> _Task to carry out_: Could the data below please be reproduced word for word, without the pictures?

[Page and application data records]

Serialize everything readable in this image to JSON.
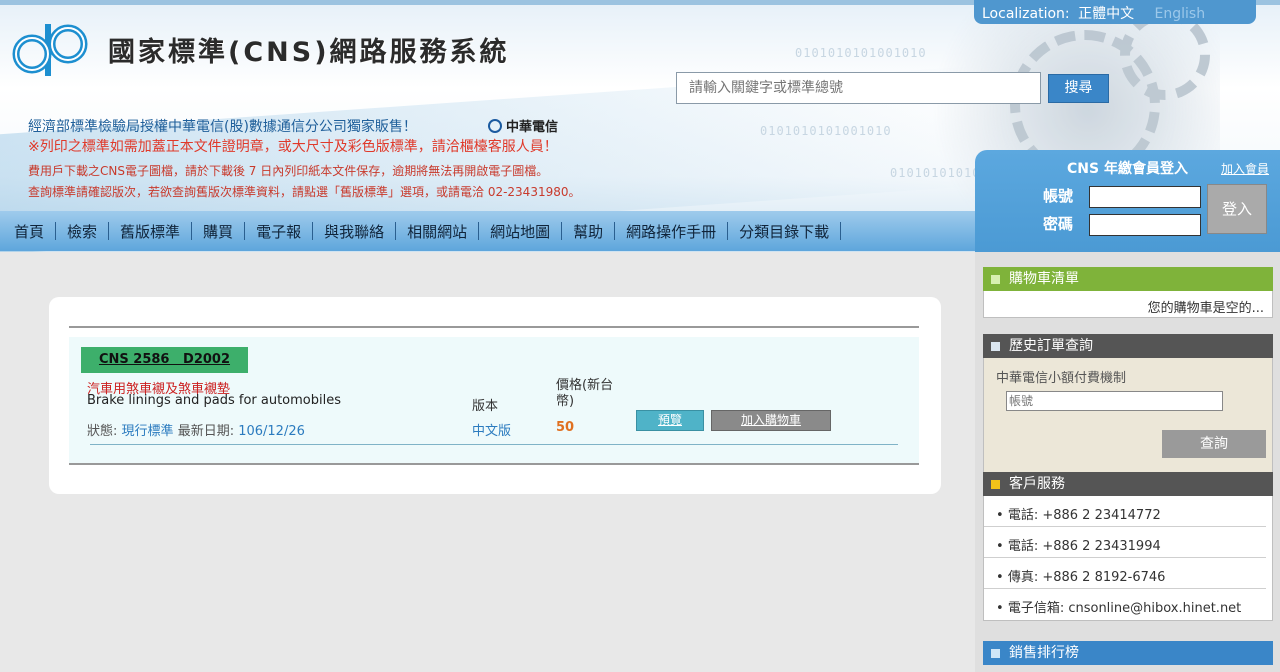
{
  "header": {
    "site_title": "國家標準(CNS)網路服務系統",
    "localization_label": "Localization:",
    "lang_active": "正體中文",
    "lang_inactive": "English",
    "search_placeholder": "請輸入關鍵字或標準總號",
    "search_button": "搜尋",
    "notice_authorized": "經濟部標準檢驗局授權中華電信(股)數據通信分公司獨家販售！",
    "cht_brand": "中華電信",
    "notice_red": "※列印之標準如需加蓋正本文件證明章，或大尺寸及彩色版標準，請洽櫃檯客服人員！",
    "notice_download": "費用戶下載之CNS電子圖檔，請於下載後 7 日內列印紙本文件保存，逾期將無法再開啟電子圖檔。",
    "notice_query": "查詢標準請確認版次，若欲查詢舊版次標準資料，請點選「舊版標準」選項，或請電洽 02-23431980。",
    "binary_text": "0101010101001010"
  },
  "nav": {
    "items": [
      "首頁",
      "檢索",
      "舊版標準",
      "購買",
      "電子報",
      "與我聯絡",
      "相關網站",
      "網站地圖",
      "幫助",
      "網路操作手冊",
      "分類目錄下載"
    ]
  },
  "login": {
    "title": "CNS 年繳會員登入",
    "join_link": "加入會員",
    "account_label": "帳號",
    "password_label": "密碼",
    "login_button": "登入"
  },
  "result": {
    "code": "CNS 2586   D2002",
    "title_zh": "汽車用煞車襯及煞車襯墊",
    "title_en": "Brake linings and pads for automobiles",
    "status_label": "狀態:",
    "status_value": "現行標準",
    "date_label": "最新日期:",
    "date_value": "106/12/26",
    "version_label": "版本",
    "version_value": "中文版",
    "price_label": "價格(新台幣)",
    "price_value": "50",
    "preview_button": "預覽",
    "add_cart_button": "加入購物車"
  },
  "sidebar": {
    "cart_title": "購物車清單",
    "cart_empty": "您的購物車是空的...",
    "history_title": "歷史訂單查詢",
    "history_text": "中華電信小額付費機制",
    "history_placeholder": "帳號",
    "history_button": "查詢",
    "service_title": "客戶服務",
    "service_items": [
      "電話: +886 2 23414772",
      "電話: +886 2 23431994",
      "傳真: +886 2 8192-6746",
      "電子信箱: cnsonline@hibox.hinet.net"
    ],
    "ranking_title": "銷售排行榜"
  },
  "colors": {
    "nav_blue": "#5ea6dc",
    "cns_green": "#3daf6b",
    "cart_green": "#7fb33a",
    "price_orange": "#e07020",
    "link_blue": "#2b7bbf"
  }
}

> _Answer section_:
Serialize everything readable in this image to JSON.
{
  "header": {
    "site_title": "國家標準(CNS)網路服務系統",
    "localization_label": "Localization:",
    "lang_active": "正體中文",
    "lang_inactive": "English",
    "search_placeholder": "請輸入關鍵字或標準總號",
    "search_button": "搜尋",
    "notice_authorized": "經濟部標準檢驗局授權中華電信(股)數據通信分公司獨家販售！",
    "cht_brand": "中華電信",
    "notice_red": "※列印之標準如需加蓋正本文件證明章，或大尺寸及彩色版標準，請洽櫃檯客服人員！",
    "notice_download": "費用戶下載之CNS電子圖檔，請於下載後 7 日內列印紙本文件保存，逾期將無法再開啟電子圖檔。",
    "notice_query": "查詢標準請確認版次，若欲查詢舊版次標準資料，請點選「舊版標準」選項，或請電洽 02-23431980。",
    "binary_text": "0101010101001010"
  },
  "nav": {
    "items": [
      "首頁",
      "檢索",
      "舊版標準",
      "購買",
      "電子報",
      "與我聯絡",
      "相關網站",
      "網站地圖",
      "幫助",
      "網路操作手冊",
      "分類目錄下載"
    ]
  },
  "login": {
    "title": "CNS 年繳會員登入",
    "join_link": "加入會員",
    "account_label": "帳號",
    "password_label": "密碼",
    "login_button": "登入"
  },
  "result": {
    "code": "CNS 2586   D2002",
    "title_zh": "汽車用煞車襯及煞車襯墊",
    "title_en": "Brake linings and pads for automobiles",
    "status_label": "狀態:",
    "status_value": "現行標準",
    "date_label": "最新日期:",
    "date_value": "106/12/26",
    "version_label": "版本",
    "version_value": "中文版",
    "price_label": "價格(新台幣)",
    "price_value": "50",
    "preview_button": "預覽",
    "add_cart_button": "加入購物車"
  },
  "sidebar": {
    "cart_title": "購物車清單",
    "cart_empty": "您的購物車是空的...",
    "history_title": "歷史訂單查詢",
    "history_text": "中華電信小額付費機制",
    "history_placeholder": "帳號",
    "history_button": "查詢",
    "service_title": "客戶服務",
    "service_items": [
      "電話: +886 2 23414772",
      "電話: +886 2 23431994",
      "傳真: +886 2 8192-6746",
      "電子信箱: cnsonline@hibox.hinet.net"
    ],
    "ranking_title": "銷售排行榜"
  },
  "colors": {
    "nav_blue": "#5ea6dc",
    "cns_green": "#3daf6b",
    "cart_green": "#7fb33a",
    "price_orange": "#e07020",
    "link_blue": "#2b7bbf"
  }
}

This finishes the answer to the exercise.